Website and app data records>
+-------+
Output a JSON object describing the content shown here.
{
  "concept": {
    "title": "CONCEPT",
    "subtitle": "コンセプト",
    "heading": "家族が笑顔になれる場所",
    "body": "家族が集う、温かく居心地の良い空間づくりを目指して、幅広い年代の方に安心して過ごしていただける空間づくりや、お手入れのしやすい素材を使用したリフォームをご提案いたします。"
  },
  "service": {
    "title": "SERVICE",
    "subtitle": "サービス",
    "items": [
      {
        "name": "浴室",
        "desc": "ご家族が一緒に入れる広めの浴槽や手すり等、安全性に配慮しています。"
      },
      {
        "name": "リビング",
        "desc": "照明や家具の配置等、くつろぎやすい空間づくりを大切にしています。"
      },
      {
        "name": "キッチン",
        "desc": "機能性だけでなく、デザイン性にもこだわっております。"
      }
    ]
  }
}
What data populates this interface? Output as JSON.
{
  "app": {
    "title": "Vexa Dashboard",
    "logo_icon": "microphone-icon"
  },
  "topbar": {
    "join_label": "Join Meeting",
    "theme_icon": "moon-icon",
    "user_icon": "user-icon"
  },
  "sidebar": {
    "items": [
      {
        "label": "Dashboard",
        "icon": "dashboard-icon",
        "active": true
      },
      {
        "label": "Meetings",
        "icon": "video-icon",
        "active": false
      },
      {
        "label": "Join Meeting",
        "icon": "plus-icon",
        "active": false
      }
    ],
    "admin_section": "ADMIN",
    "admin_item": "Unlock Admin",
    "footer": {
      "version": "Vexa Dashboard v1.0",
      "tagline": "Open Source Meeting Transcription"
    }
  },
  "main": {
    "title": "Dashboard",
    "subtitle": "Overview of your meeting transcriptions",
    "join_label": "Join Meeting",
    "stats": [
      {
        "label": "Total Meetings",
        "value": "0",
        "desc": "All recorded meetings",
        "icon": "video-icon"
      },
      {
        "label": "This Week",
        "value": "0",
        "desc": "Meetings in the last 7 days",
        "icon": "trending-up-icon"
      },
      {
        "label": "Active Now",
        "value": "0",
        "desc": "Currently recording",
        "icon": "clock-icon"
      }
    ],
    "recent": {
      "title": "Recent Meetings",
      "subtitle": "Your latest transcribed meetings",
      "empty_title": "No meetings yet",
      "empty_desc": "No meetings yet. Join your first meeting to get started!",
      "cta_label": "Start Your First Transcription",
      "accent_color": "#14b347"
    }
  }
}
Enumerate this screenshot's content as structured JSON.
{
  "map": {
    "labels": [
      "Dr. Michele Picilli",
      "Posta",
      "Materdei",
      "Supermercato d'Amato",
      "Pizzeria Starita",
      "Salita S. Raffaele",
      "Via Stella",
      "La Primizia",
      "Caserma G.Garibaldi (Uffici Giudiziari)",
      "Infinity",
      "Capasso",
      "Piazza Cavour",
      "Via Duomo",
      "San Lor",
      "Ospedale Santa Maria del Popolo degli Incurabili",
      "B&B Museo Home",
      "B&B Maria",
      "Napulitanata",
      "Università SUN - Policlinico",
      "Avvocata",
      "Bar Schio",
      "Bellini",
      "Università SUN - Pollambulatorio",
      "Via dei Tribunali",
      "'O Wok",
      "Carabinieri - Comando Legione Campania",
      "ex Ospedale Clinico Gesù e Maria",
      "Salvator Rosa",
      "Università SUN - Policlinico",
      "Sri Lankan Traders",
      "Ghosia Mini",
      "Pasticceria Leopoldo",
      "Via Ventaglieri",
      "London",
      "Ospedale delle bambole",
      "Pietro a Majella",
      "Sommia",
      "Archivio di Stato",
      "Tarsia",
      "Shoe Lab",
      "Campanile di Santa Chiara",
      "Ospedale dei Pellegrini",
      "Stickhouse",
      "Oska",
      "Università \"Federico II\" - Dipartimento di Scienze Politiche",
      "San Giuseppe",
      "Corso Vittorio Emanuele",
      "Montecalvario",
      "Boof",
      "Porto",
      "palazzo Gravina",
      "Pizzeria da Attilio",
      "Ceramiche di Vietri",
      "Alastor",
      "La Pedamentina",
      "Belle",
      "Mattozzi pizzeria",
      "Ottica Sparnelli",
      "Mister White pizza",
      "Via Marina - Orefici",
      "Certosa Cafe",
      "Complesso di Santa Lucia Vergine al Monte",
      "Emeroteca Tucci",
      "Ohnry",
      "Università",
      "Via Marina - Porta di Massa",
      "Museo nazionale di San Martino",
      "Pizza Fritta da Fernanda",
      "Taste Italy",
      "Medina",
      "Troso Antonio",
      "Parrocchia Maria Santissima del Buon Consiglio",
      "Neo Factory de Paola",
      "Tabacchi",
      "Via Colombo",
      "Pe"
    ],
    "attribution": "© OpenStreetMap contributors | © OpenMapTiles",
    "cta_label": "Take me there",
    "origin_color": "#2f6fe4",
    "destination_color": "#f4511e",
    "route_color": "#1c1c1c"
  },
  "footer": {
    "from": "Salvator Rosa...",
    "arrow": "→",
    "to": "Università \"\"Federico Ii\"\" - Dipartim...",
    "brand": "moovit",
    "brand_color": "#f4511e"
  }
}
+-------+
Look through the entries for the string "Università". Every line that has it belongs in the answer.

      "Università SUN - Policlinico",
      "Università SUN - Pollambulatorio",
      "Università SUN - Policlinico",
      "Università \"Federico II\" - Dipartimento di Scienze Politiche",
      "Università",
    "to": "Università \"\"Federico Ii\"\" - Dipartim...",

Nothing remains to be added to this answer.